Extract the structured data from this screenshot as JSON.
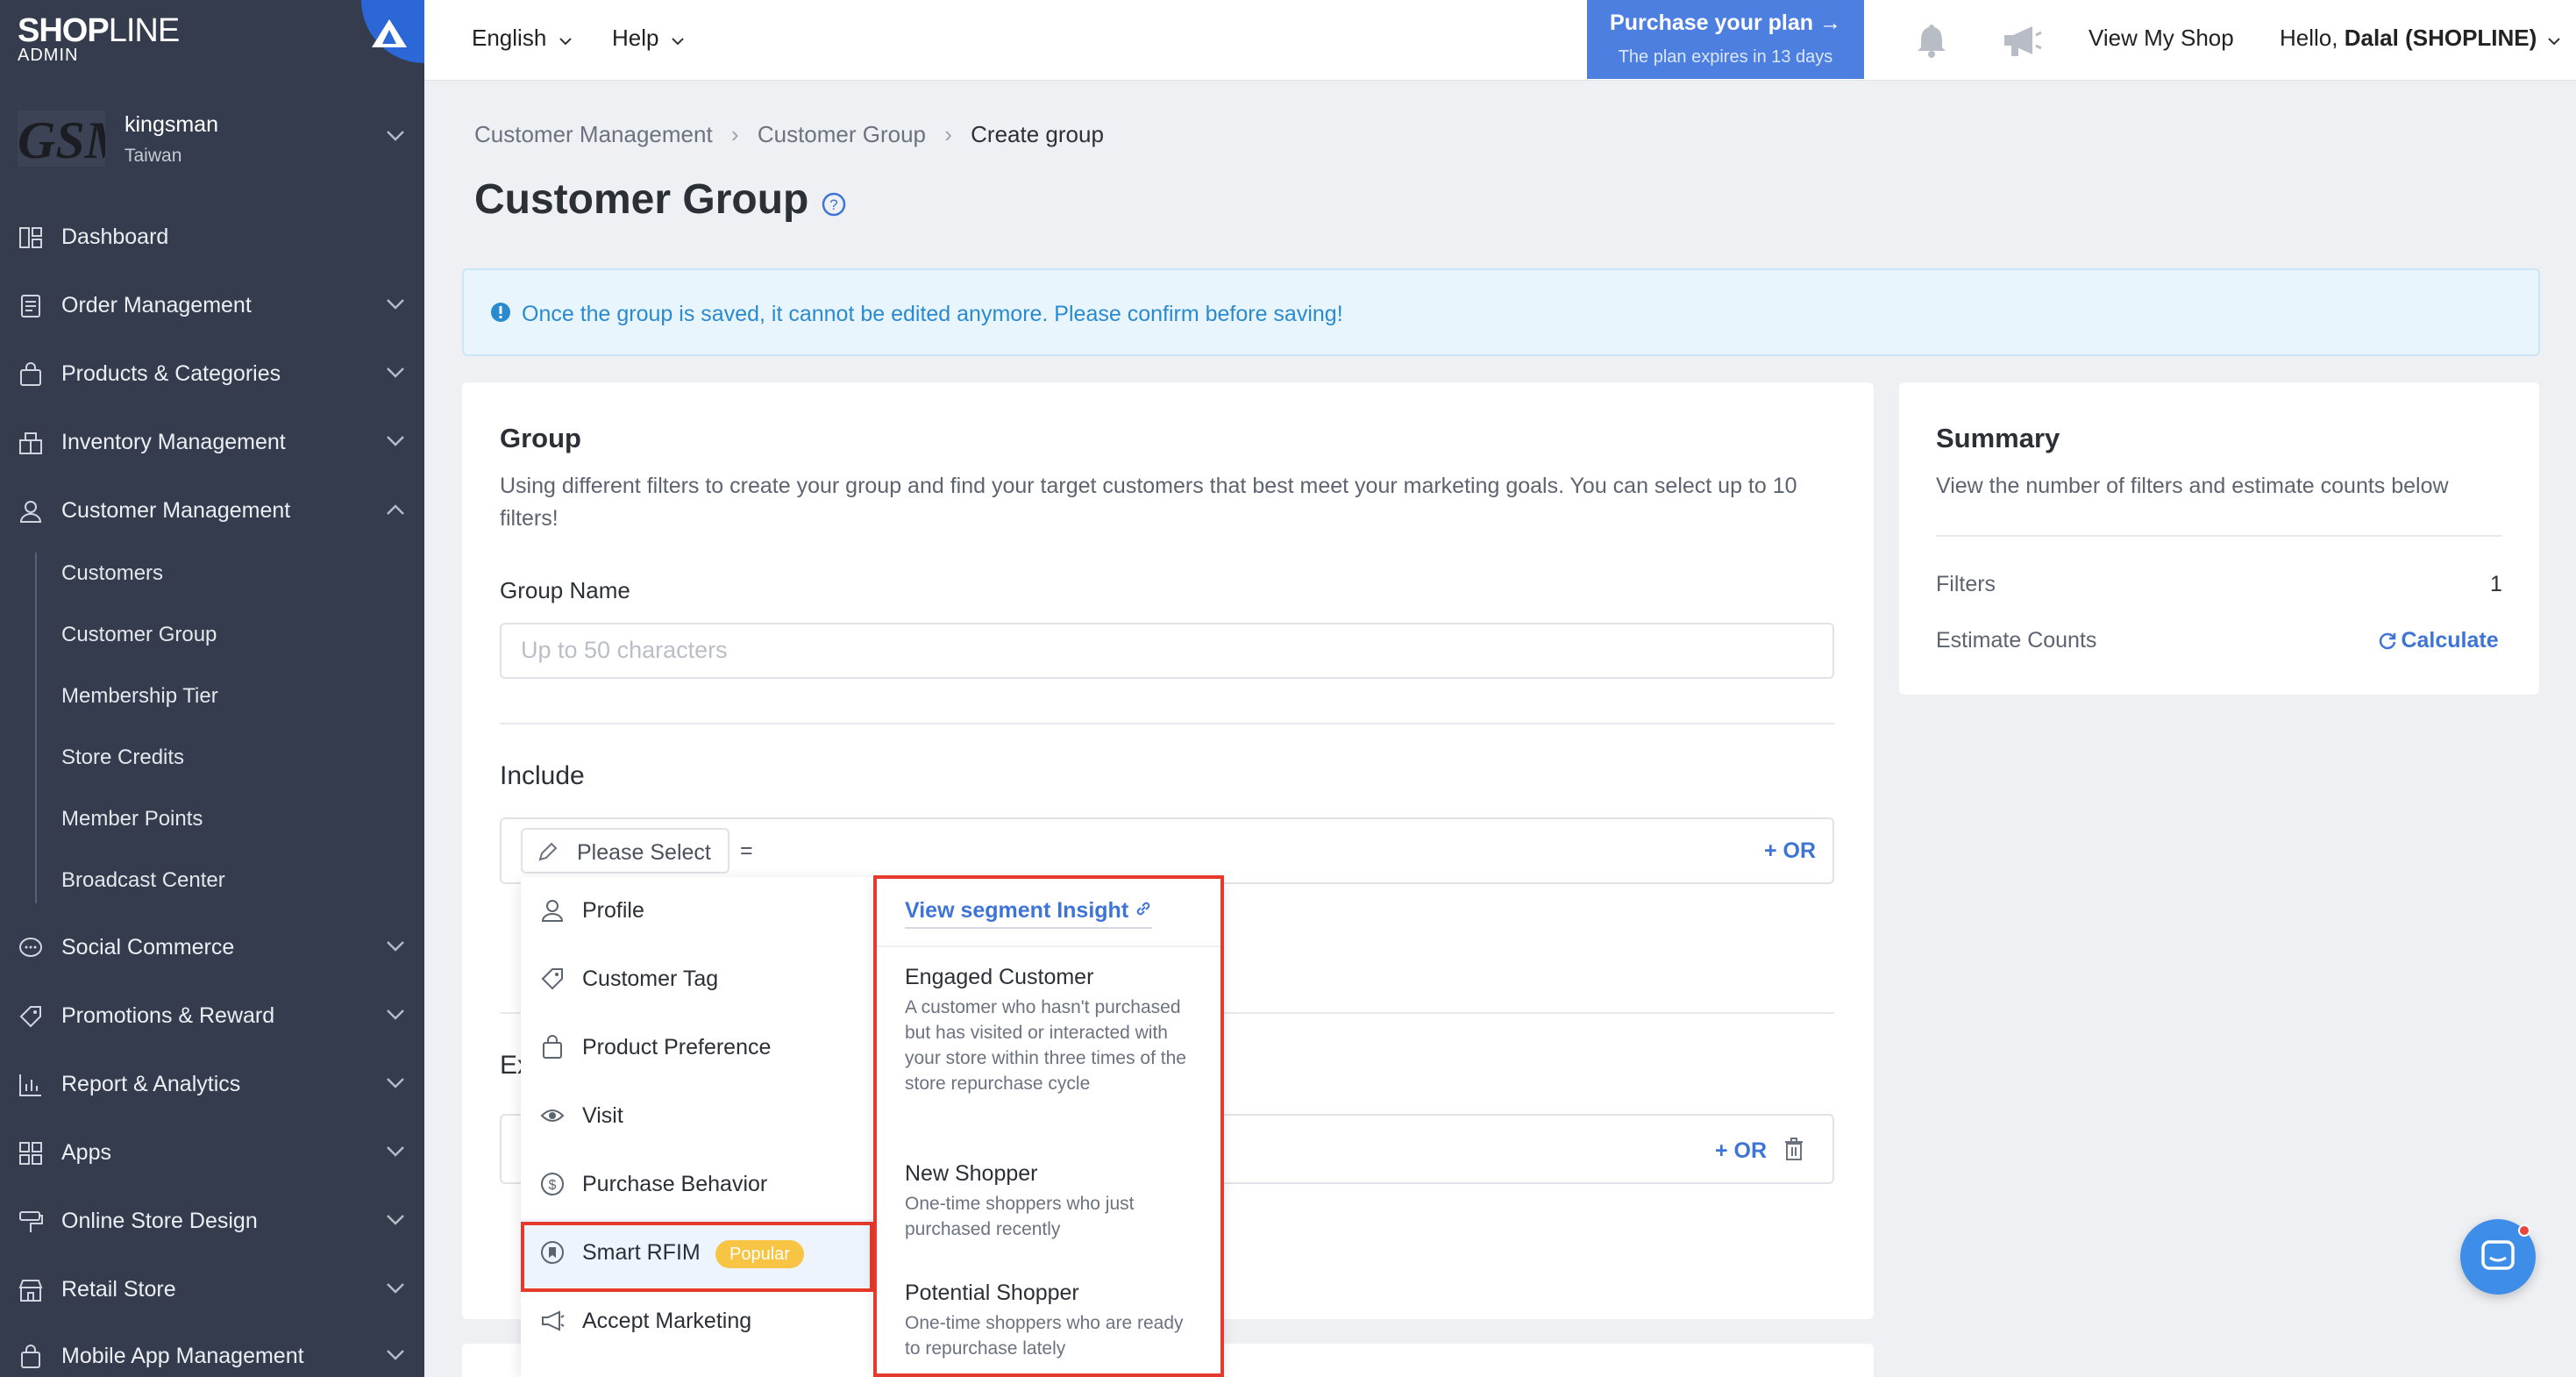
{
  "brand": {
    "logo_bold": "SHOP",
    "logo_light": "LINE",
    "sub": "ADMIN"
  },
  "store": {
    "logo_text": "GSM",
    "name": "kingsman",
    "country": "Taiwan"
  },
  "sidebar": {
    "items": [
      {
        "label": "Dashboard",
        "icon": "dashboard-icon"
      },
      {
        "label": "Order Management",
        "icon": "order-icon"
      },
      {
        "label": "Products & Categories",
        "icon": "bag-icon"
      },
      {
        "label": "Inventory Management",
        "icon": "inventory-icon"
      },
      {
        "label": "Customer Management",
        "icon": "user-icon"
      },
      {
        "label": "Social Commerce",
        "icon": "chat-icon"
      },
      {
        "label": "Promotions & Reward",
        "icon": "tag-icon"
      },
      {
        "label": "Report & Analytics",
        "icon": "chart-icon"
      },
      {
        "label": "Apps",
        "icon": "apps-icon"
      },
      {
        "label": "Online Store Design",
        "icon": "paint-icon"
      },
      {
        "label": "Retail Store",
        "icon": "store-icon"
      },
      {
        "label": "Mobile App Management",
        "icon": "mobile-icon"
      }
    ],
    "sub_items": [
      "Customers",
      "Customer Group",
      "Membership Tier",
      "Store Credits",
      "Member Points",
      "Broadcast Center"
    ]
  },
  "topbar": {
    "language": "English",
    "help": "Help",
    "purchase_title": "Purchase your plan →",
    "purchase_sub": "The plan expires in 13 days",
    "view_shop": "View My Shop",
    "greeting_prefix": "Hello,",
    "greeting_name": "Dalal (SHOPLINE)"
  },
  "breadcrumb": {
    "level1": "Customer Management",
    "level2": "Customer Group",
    "current": "Create group"
  },
  "page_title": "Customer Group",
  "alert": "Once the group is saved, it cannot be edited anymore. Please confirm before saving!",
  "group_card": {
    "title": "Group",
    "description": "Using different filters to create your group and find your target customers that best meet your marketing goals. You can select up to 10 filters!",
    "name_label": "Group Name",
    "name_placeholder": "Up to 50 characters",
    "include_label": "Include",
    "exclude_label_partial": "Ex",
    "select_label": "Please Select",
    "equals": "=",
    "or_label": "+ OR"
  },
  "dropdown": {
    "items": [
      "Profile",
      "Customer Tag",
      "Product Preference",
      "Visit",
      "Purchase Behavior",
      "Smart RFIM",
      "Accept Marketing"
    ],
    "badge": "Popular",
    "segment_link": "View segment Insight",
    "segments": [
      {
        "title": "Engaged Customer",
        "desc": "A customer who hasn't purchased but has visited or interacted with your store within three times of the store repurchase cycle"
      },
      {
        "title": "New Shopper",
        "desc": "One-time shoppers who just purchased recently"
      },
      {
        "title": "Potential Shopper",
        "desc": "One-time shoppers who are ready to repurchase lately"
      }
    ]
  },
  "summary": {
    "title": "Summary",
    "description": "View the number of filters and estimate counts below",
    "filters_label": "Filters",
    "filters_value": "1",
    "estimate_label": "Estimate Counts",
    "calculate": "Calculate"
  },
  "colors": {
    "sidebar": "#343c4d",
    "accent": "#3e74d6",
    "highlight": "#e53a2b",
    "badge": "#f7c443"
  }
}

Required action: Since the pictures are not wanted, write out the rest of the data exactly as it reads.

Solution below:
Extract the structured data from this screenshot as JSON.
{
  "brand": {
    "logo_bold": "SHOP",
    "logo_light": "LINE",
    "sub": "ADMIN"
  },
  "store": {
    "logo_text": "GSM",
    "name": "kingsman",
    "country": "Taiwan"
  },
  "sidebar": {
    "items": [
      {
        "label": "Dashboard",
        "icon": "dashboard-icon"
      },
      {
        "label": "Order Management",
        "icon": "order-icon"
      },
      {
        "label": "Products & Categories",
        "icon": "bag-icon"
      },
      {
        "label": "Inventory Management",
        "icon": "inventory-icon"
      },
      {
        "label": "Customer Management",
        "icon": "user-icon"
      },
      {
        "label": "Social Commerce",
        "icon": "chat-icon"
      },
      {
        "label": "Promotions & Reward",
        "icon": "tag-icon"
      },
      {
        "label": "Report & Analytics",
        "icon": "chart-icon"
      },
      {
        "label": "Apps",
        "icon": "apps-icon"
      },
      {
        "label": "Online Store Design",
        "icon": "paint-icon"
      },
      {
        "label": "Retail Store",
        "icon": "store-icon"
      },
      {
        "label": "Mobile App Management",
        "icon": "mobile-icon"
      }
    ],
    "sub_items": [
      "Customers",
      "Customer Group",
      "Membership Tier",
      "Store Credits",
      "Member Points",
      "Broadcast Center"
    ]
  },
  "topbar": {
    "language": "English",
    "help": "Help",
    "purchase_title": "Purchase your plan →",
    "purchase_sub": "The plan expires in 13 days",
    "view_shop": "View My Shop",
    "greeting_prefix": "Hello,",
    "greeting_name": "Dalal (SHOPLINE)"
  },
  "breadcrumb": {
    "level1": "Customer Management",
    "level2": "Customer Group",
    "current": "Create group"
  },
  "page_title": "Customer Group",
  "alert": "Once the group is saved, it cannot be edited anymore. Please confirm before saving!",
  "group_card": {
    "title": "Group",
    "description": "Using different filters to create your group and find your target customers that best meet your marketing goals. You can select up to 10 filters!",
    "name_label": "Group Name",
    "name_placeholder": "Up to 50 characters",
    "include_label": "Include",
    "exclude_label_partial": "Ex",
    "select_label": "Please Select",
    "equals": "=",
    "or_label": "+ OR"
  },
  "dropdown": {
    "items": [
      "Profile",
      "Customer Tag",
      "Product Preference",
      "Visit",
      "Purchase Behavior",
      "Smart RFIM",
      "Accept Marketing"
    ],
    "badge": "Popular",
    "segment_link": "View segment Insight",
    "segments": [
      {
        "title": "Engaged Customer",
        "desc": "A customer who hasn't purchased but has visited or interacted with your store within three times of the store repurchase cycle"
      },
      {
        "title": "New Shopper",
        "desc": "One-time shoppers who just purchased recently"
      },
      {
        "title": "Potential Shopper",
        "desc": "One-time shoppers who are ready to repurchase lately"
      }
    ]
  },
  "summary": {
    "title": "Summary",
    "description": "View the number of filters and estimate counts below",
    "filters_label": "Filters",
    "filters_value": "1",
    "estimate_label": "Estimate Counts",
    "calculate": "Calculate"
  },
  "colors": {
    "sidebar": "#343c4d",
    "accent": "#3e74d6",
    "highlight": "#e53a2b",
    "badge": "#f7c443"
  }
}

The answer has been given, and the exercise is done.